**Data for this exercise**
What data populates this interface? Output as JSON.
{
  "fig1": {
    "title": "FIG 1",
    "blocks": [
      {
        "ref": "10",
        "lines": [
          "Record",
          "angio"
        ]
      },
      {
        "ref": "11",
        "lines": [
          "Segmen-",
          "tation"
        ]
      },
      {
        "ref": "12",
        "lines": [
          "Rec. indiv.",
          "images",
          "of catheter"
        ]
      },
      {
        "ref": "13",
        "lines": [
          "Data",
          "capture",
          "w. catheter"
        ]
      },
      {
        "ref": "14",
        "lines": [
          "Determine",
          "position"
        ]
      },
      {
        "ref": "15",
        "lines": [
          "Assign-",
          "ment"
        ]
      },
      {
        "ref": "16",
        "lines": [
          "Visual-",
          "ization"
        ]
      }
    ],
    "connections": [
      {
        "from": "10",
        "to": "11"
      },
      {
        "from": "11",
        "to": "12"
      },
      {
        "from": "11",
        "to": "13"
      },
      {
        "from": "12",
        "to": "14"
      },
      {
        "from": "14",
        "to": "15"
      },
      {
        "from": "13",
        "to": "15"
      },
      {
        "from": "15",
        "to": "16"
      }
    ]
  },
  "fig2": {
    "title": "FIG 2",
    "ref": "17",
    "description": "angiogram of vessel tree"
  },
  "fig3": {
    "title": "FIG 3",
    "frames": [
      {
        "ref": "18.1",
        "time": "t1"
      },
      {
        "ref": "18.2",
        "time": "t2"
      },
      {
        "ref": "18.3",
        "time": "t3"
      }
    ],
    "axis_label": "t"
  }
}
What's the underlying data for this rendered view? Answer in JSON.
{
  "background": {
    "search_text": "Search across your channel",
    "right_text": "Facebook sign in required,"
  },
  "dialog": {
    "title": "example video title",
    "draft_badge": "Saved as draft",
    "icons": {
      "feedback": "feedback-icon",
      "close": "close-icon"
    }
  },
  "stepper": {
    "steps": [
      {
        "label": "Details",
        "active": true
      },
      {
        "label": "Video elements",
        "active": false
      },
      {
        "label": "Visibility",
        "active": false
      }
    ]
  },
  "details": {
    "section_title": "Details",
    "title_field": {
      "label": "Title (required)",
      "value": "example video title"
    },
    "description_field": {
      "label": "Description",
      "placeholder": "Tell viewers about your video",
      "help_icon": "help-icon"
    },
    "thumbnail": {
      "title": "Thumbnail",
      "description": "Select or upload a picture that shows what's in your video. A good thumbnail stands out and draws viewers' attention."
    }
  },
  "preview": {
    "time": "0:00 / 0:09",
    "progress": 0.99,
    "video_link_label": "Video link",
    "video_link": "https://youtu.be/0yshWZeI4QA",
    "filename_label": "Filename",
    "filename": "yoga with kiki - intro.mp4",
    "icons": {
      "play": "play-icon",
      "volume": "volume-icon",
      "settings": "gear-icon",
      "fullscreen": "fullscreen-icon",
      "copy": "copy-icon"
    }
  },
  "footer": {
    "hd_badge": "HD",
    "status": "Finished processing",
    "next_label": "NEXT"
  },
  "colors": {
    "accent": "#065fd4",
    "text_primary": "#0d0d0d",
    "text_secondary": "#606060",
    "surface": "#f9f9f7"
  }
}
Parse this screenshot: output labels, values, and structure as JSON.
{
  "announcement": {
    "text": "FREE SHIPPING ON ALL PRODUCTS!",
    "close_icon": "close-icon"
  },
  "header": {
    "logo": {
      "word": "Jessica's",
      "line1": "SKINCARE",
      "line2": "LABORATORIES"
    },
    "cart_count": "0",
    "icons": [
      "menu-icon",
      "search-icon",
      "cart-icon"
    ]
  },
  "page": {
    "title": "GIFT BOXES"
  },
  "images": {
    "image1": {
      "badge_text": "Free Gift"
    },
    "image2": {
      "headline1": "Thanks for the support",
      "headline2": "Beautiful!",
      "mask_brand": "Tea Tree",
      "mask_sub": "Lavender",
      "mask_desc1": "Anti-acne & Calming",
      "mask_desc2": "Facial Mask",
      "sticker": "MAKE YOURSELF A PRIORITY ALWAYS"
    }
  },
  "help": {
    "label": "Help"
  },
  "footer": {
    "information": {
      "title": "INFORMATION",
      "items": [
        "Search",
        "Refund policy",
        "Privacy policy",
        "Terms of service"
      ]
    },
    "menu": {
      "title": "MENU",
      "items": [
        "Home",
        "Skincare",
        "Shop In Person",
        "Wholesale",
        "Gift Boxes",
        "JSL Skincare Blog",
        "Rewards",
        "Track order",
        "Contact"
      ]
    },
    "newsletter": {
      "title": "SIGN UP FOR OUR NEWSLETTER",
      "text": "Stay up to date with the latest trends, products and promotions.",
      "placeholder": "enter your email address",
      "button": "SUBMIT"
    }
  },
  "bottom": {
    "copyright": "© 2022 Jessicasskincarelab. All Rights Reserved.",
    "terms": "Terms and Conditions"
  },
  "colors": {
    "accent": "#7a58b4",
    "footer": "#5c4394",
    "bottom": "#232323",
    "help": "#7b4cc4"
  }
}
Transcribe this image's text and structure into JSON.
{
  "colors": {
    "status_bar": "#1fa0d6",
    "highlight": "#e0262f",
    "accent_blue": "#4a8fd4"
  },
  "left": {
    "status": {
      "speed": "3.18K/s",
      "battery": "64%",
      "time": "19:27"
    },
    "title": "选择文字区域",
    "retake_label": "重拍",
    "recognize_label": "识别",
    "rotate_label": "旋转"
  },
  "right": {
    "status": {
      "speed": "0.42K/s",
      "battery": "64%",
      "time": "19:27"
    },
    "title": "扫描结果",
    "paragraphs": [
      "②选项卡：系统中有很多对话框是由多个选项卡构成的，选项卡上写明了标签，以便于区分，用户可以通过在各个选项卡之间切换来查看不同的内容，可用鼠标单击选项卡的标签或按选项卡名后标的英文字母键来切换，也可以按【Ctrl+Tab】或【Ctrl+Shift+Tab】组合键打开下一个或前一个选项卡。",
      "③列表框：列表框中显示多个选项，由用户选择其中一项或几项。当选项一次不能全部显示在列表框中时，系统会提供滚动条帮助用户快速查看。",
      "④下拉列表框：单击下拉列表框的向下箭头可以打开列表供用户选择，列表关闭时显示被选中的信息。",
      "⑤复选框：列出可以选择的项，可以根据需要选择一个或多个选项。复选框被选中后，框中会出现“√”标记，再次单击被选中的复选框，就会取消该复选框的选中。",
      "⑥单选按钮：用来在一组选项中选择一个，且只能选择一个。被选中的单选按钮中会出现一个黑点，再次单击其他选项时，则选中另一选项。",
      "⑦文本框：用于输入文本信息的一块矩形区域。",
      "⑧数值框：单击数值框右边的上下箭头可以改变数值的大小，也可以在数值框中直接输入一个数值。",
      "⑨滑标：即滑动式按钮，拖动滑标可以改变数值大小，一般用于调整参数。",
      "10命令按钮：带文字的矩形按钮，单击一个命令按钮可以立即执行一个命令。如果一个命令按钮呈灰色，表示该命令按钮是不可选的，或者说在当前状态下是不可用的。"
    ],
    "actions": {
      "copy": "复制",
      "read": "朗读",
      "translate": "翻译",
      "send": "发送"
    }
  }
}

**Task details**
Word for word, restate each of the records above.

**Written answer**
What data populates this interface? Output as JSON.
{
  "fig1": {
    "title": "FIG 1",
    "blocks": [
      {
        "ref": "10",
        "lines": [
          "Record",
          "angio"
        ]
      },
      {
        "ref": "11",
        "lines": [
          "Segmen-",
          "tation"
        ]
      },
      {
        "ref": "12",
        "lines": [
          "Rec. indiv.",
          "images",
          "of catheter"
        ]
      },
      {
        "ref": "13",
        "lines": [
          "Data",
          "capture",
          "w. catheter"
        ]
      },
      {
        "ref": "14",
        "lines": [
          "Determine",
          "position"
        ]
      },
      {
        "ref": "15",
        "lines": [
          "Assign-",
          "ment"
        ]
      },
      {
        "ref": "16",
        "lines": [
          "Visual-",
          "ization"
        ]
      }
    ],
    "connections": [
      {
        "from": "10",
        "to": "11"
      },
      {
        "from": "11",
        "to": "12"
      },
      {
        "from": "11",
        "to": "13"
      },
      {
        "from": "12",
        "to": "14"
      },
      {
        "from": "14",
        "to": "15"
      },
      {
        "from": "13",
        "to": "15"
      },
      {
        "from": "15",
        "to": "16"
      }
    ]
  },
  "fig2": {
    "title": "FIG 2",
    "ref": "17",
    "description": "angiogram of vessel tree"
  },
  "fig3": {
    "title": "FIG 3",
    "frames": [
      {
        "ref": "18.1",
        "time": "t1"
      },
      {
        "ref": "18.2",
        "time": "t2"
      },
      {
        "ref": "18.3",
        "time": "t3"
      }
    ],
    "axis_label": "t"
  }
}
What's the underlying data for this rendered view? Answer in JSON.
{
  "background": {
    "search_text": "Search across your channel",
    "right_text": "Facebook sign in required,"
  },
  "dialog": {
    "title": "example video title",
    "draft_badge": "Saved as draft",
    "icons": {
      "feedback": "feedback-icon",
      "close": "close-icon"
    }
  },
  "stepper": {
    "steps": [
      {
        "label": "Details",
        "active": true
      },
      {
        "label": "Video elements",
        "active": false
      },
      {
        "label": "Visibility",
        "active": false
      }
    ]
  },
  "details": {
    "section_title": "Details",
    "title_field": {
      "label": "Title (required)",
      "value": "example video title"
    },
    "description_field": {
      "label": "Description",
      "placeholder": "Tell viewers about your video",
      "help_icon": "help-icon"
    },
    "thumbnail": {
      "title": "Thumbnail",
      "description": "Select or upload a picture that shows what's in your video. A good thumbnail stands out and draws viewers' attention."
    }
  },
  "preview": {
    "time": "0:00 / 0:09",
    "progress": 0.99,
    "video_link_label": "Video link",
    "video_link": "https://youtu.be/0yshWZeI4QA",
    "filename_label": "Filename",
    "filename": "yoga with kiki - intro.mp4",
    "icons": {
      "play": "play-icon",
      "volume": "volume-icon",
      "settings": "gear-icon",
      "fullscreen": "fullscreen-icon",
      "copy": "copy-icon"
    }
  },
  "footer": {
    "hd_badge": "HD",
    "status": "Finished processing",
    "next_label": "NEXT"
  },
  "colors": {
    "accent": "#065fd4",
    "text_primary": "#0d0d0d",
    "text_secondary": "#606060",
    "surface": "#f9f9f7"
  }
}
Parse this screenshot: output labels, values, and structure as JSON.
{
  "announcement": {
    "text": "FREE SHIPPING ON ALL PRODUCTS!",
    "close_icon": "close-icon"
  },
  "header": {
    "logo": {
      "word": "Jessica's",
      "line1": "SKINCARE",
      "line2": "LABORATORIES"
    },
    "cart_count": "0",
    "icons": [
      "menu-icon",
      "search-icon",
      "cart-icon"
    ]
  },
  "page": {
    "title": "GIFT BOXES"
  },
  "images": {
    "image1": {
      "badge_text": "Free Gift"
    },
    "image2": {
      "headline1": "Thanks for the support",
      "headline2": "Beautiful!",
      "mask_brand": "Tea Tree",
      "mask_sub": "Lavender",
      "mask_desc1": "Anti-acne & Calming",
      "mask_desc2": "Facial Mask",
      "sticker": "MAKE YOURSELF A PRIORITY ALWAYS"
    }
  },
  "help": {
    "label": "Help"
  },
  "footer": {
    "information": {
      "title": "INFORMATION",
      "items": [
        "Search",
        "Refund policy",
        "Privacy policy",
        "Terms of service"
      ]
    },
    "menu": {
      "title": "MENU",
      "items": [
        "Home",
        "Skincare",
        "Shop In Person",
        "Wholesale",
        "Gift Boxes",
        "JSL Skincare Blog",
        "Rewards",
        "Track order",
        "Contact"
      ]
    },
    "newsletter": {
      "title": "SIGN UP FOR OUR NEWSLETTER",
      "text": "Stay up to date with the latest trends, products and promotions.",
      "placeholder": "enter your email address",
      "button": "SUBMIT"
    }
  },
  "bottom": {
    "copyright": "© 2022 Jessicasskincarelab. All Rights Reserved.",
    "terms": "Terms and Conditions"
  },
  "colors": {
    "accent": "#7a58b4",
    "footer": "#5c4394",
    "bottom": "#232323",
    "help": "#7b4cc4"
  }
}
Transcribe this image's text and structure into JSON.
{
  "colors": {
    "status_bar": "#1fa0d6",
    "highlight": "#e0262f",
    "accent_blue": "#4a8fd4"
  },
  "left": {
    "status": {
      "speed": "3.18K/s",
      "battery": "64%",
      "time": "19:27"
    },
    "title": "选择文字区域",
    "retake_label": "重拍",
    "recognize_label": "识别",
    "rotate_label": "旋转"
  },
  "right": {
    "status": {
      "speed": "0.42K/s",
      "battery": "64%",
      "time": "19:27"
    },
    "title": "扫描结果",
    "paragraphs": [
      "②选项卡：系统中有很多对话框是由多个选项卡构成的，选项卡上写明了标签，以便于区分，用户可以通过在各个选项卡之间切换来查看不同的内容，可用鼠标单击选项卡的标签或按选项卡名后标的英文字母键来切换，也可以按【Ctrl+Tab】或【Ctrl+Shift+Tab】组合键打开下一个或前一个选项卡。",
      "③列表框：列表框中显示多个选项，由用户选择其中一项或几项。当选项一次不能全部显示在列表框中时，系统会提供滚动条帮助用户快速查看。",
      "④下拉列表框：单击下拉列表框的向下箭头可以打开列表供用户选择，列表关闭时显示被选中的信息。",
      "⑤复选框：列出可以选择的项，可以根据需要选择一个或多个选项。复选框被选中后，框中会出现“√”标记，再次单击被选中的复选框，就会取消该复选框的选中。",
      "⑥单选按钮：用来在一组选项中选择一个，且只能选择一个。被选中的单选按钮中会出现一个黑点，再次单击其他选项时，则选中另一选项。",
      "⑦文本框：用于输入文本信息的一块矩形区域。",
      "⑧数值框：单击数值框右边的上下箭头可以改变数值的大小，也可以在数值框中直接输入一个数值。",
      "⑨滑标：即滑动式按钮，拖动滑标可以改变数值大小，一般用于调整参数。",
      "10命令按钮：带文字的矩形按钮，单击一个命令按钮可以立即执行一个命令。如果一个命令按钮呈灰色，表示该命令按钮是不可选的，或者说在当前状态下是不可用的。"
    ],
    "actions": {
      "copy": "复制",
      "read": "朗读",
      "translate": "翻译",
      "send": "发送"
    }
  }
}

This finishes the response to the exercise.